There is also a petition to keep collecting legal with over 700 signatures on it.

The council also took into consideration that it might be necessary to do environmental studies that could cost up to $106,000 and Marie Jones said that it only had a 20% chance of success, so it was not worth the cost to try it. The chance of success, however, if the proper educational steps are taken, are 100%. The WATER QUALITY CONTROL BOARD HAS ALREADY DONE THE STUDY!

The cost of possible litigation with the Coastal Commission or Department of Fish and Wildlife could also be a deterrent if the city just moved ahead with replenishment and I agree these are big negatives. But I also believe the cost is worth it to the community economically over the long run, and can be recouped when they win their case.
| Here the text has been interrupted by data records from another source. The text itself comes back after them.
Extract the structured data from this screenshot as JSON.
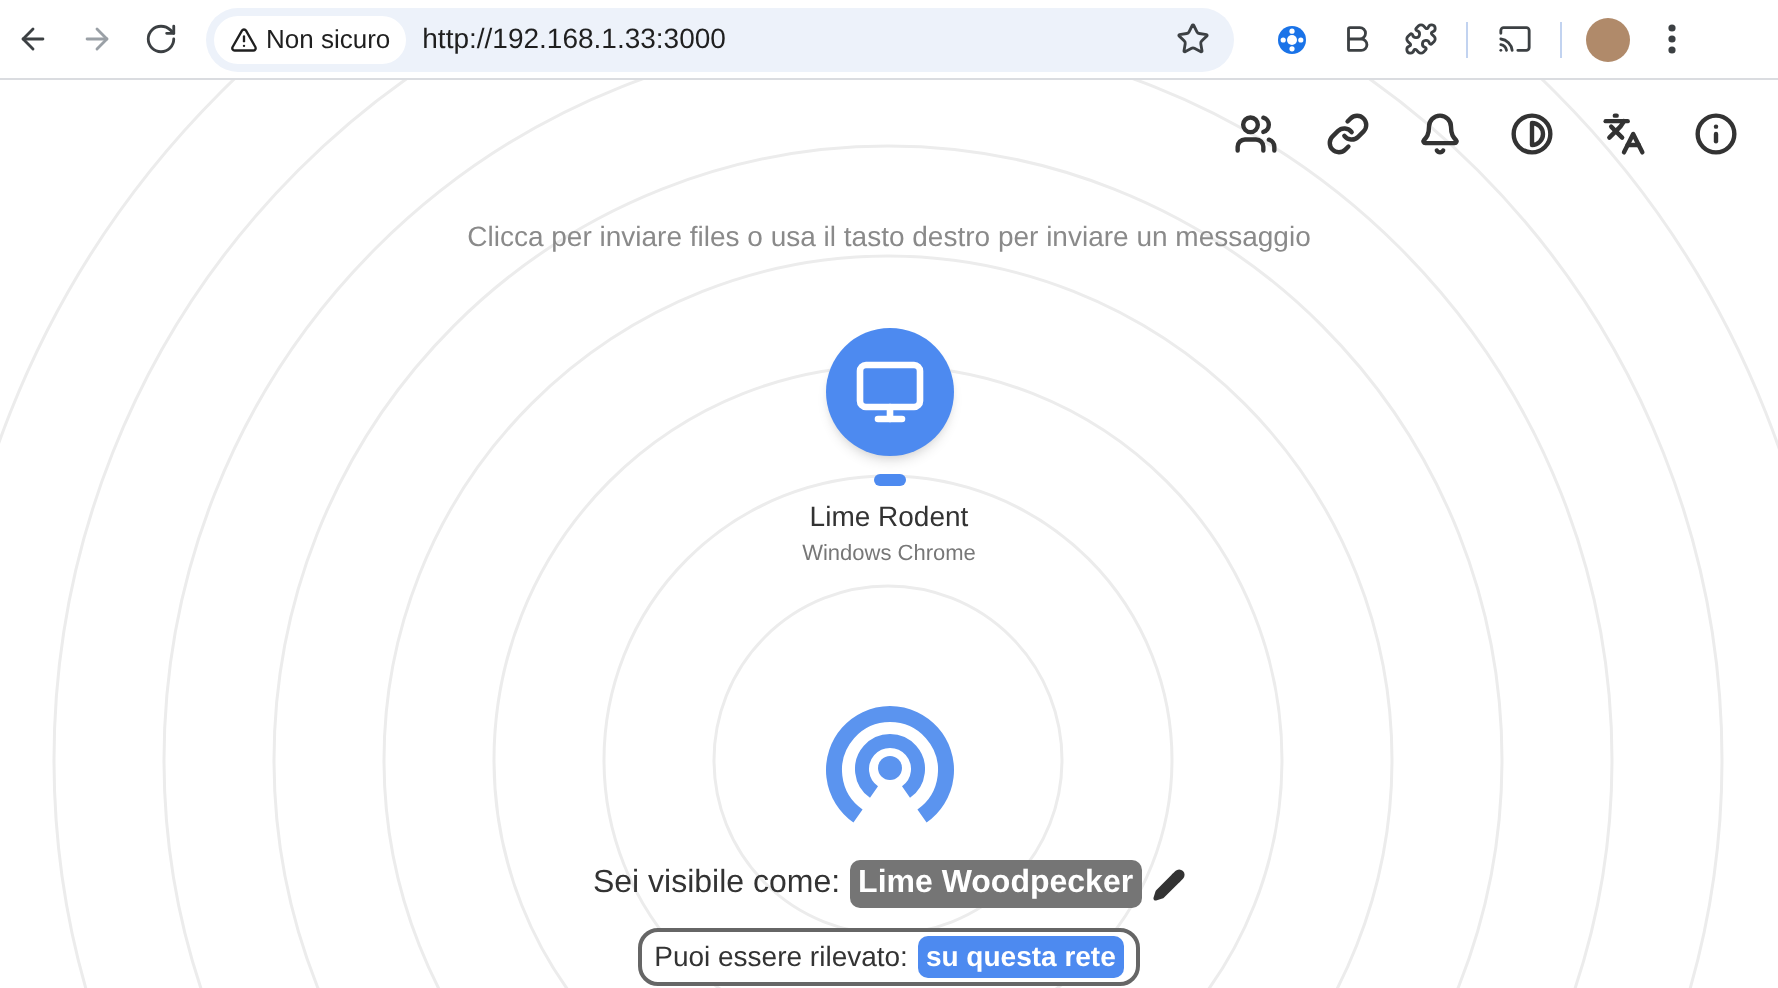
{
  "browser": {
    "security_label": "Non sicuro",
    "url": "http://192.168.1.33:3000"
  },
  "hint": "Clicca per inviare files o usa il tasto destro per inviare un messaggio",
  "peers": [
    {
      "name": "Lime Rodent",
      "device": "Windows Chrome"
    }
  ],
  "self": {
    "visible_label": "Sei visibile come:",
    "display_name": "Lime Woodpecker",
    "discovery_label": "Puoi essere rilevato:",
    "discovery_value": "su questa rete"
  }
}
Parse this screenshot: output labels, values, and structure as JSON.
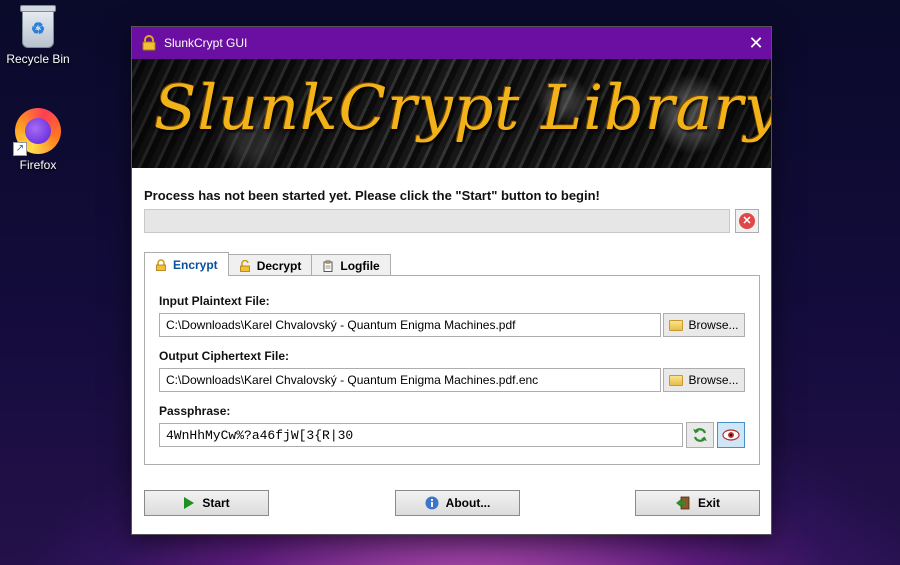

To avoid these costs, however, I suggest that the following course of action be the next step: Exemptions to laws are constantly being passed. The cheapest, fastest way to replenishment is to have Wes Chesbro introduce a bill in the legislature that would exempt Fort Bragg from any laws or codes that would prevent it from replenishing its magnificent beaches. I believe such a law is sure to pass if it is properly presented. I NEED A COMMITTEE OF FORT BRAGG BUSINESS OWNERS TO GET THIS APPROACH MOVING! I'm sure Wes won't listen to just one man.

If this approach fails, the next step will be to get a measure on the city ballot requiring the city to move forward with replenishment and if the Coastal Commission or Department of Fish and Wildlife challenge it in court the legal costs would still have to be paid to get it done. Those costs could probably be recouped when the city wins its case. This would be cheaper than the environmental studies but it is doubtful either entity would want to pursue legal action once they are properly shown how they are actually required to encourage replenishment by their own codes; something the council has not even tried.

It might also be possible to obtain a grant to do the environmental studies to please both the Coastal Commission and DFW.

The city should be pursuing all these options, but the council vote shows a lack of will, determination and imagination. It also shows a very limited understanding of how widely these tresures are admired and their importance far beyond the city limits. I have met family after family who have been coming here for generations to collect some glass. Sadly, they also have no idea about how important an historical recreational activity this is to so many people.

This is why it is time for you to become active.

Waste Management already collects all the glass. People would only have to start putting ALL broken glass and pottery in that bin and be sure it is clean. If it escapes the landfill in Sparks and is broken into "cullet", or broken pieces, it is sold for about $150-250/ton. A ton equals about 7.5 cubic yards. Four tons a year would only cost about $800. As it costs them about $40/ton to truck it to Sparks, and since it would be the community-minded thing to do, I believe they could be convinced to process the glass for the city beaches here, including the tumbling, at a very cheap cost. Perhaps someone like Baxter's could be convinced to loan a dump trunk one day 3 times a year to tumble the glass and disperse it on the beaches so Waste Management only has to collect and hold it. What the city doesn't need could still be trucked out to Sparks or processed here for sale for other purposes.

There are very viable options here.

This is it. If there is hope of moving this forward it is through a committee of concerned Fort Bragg citizens and BUSINESS OWNERS. Email Me to show your support or to become active.

I did a mailing to over 2,300 addresses in the city in January, including the business districts, and NOT A SINGLE PERSON responded. If you love to live here, you need a town to live in. WAKE UP!


Please Click Here to EMAIL me to JOIN THIS EFFORT!

Please Also Click Here to EMAIL the City Council that you support Capt. Forrington's approach to replenish and continuously maintain our magnificent Beaches of Glass so this treasure becomes an even greater asset for the city, coastal community, county and state at large.

The post card mailing and this website are provided courtesy of Capt. Cass Forrington of the Sea Glass Museum.

Nothing says "Fort Bragg" like Sea Glass!

All Rights Reserved, 2012, Capt Cass Forrington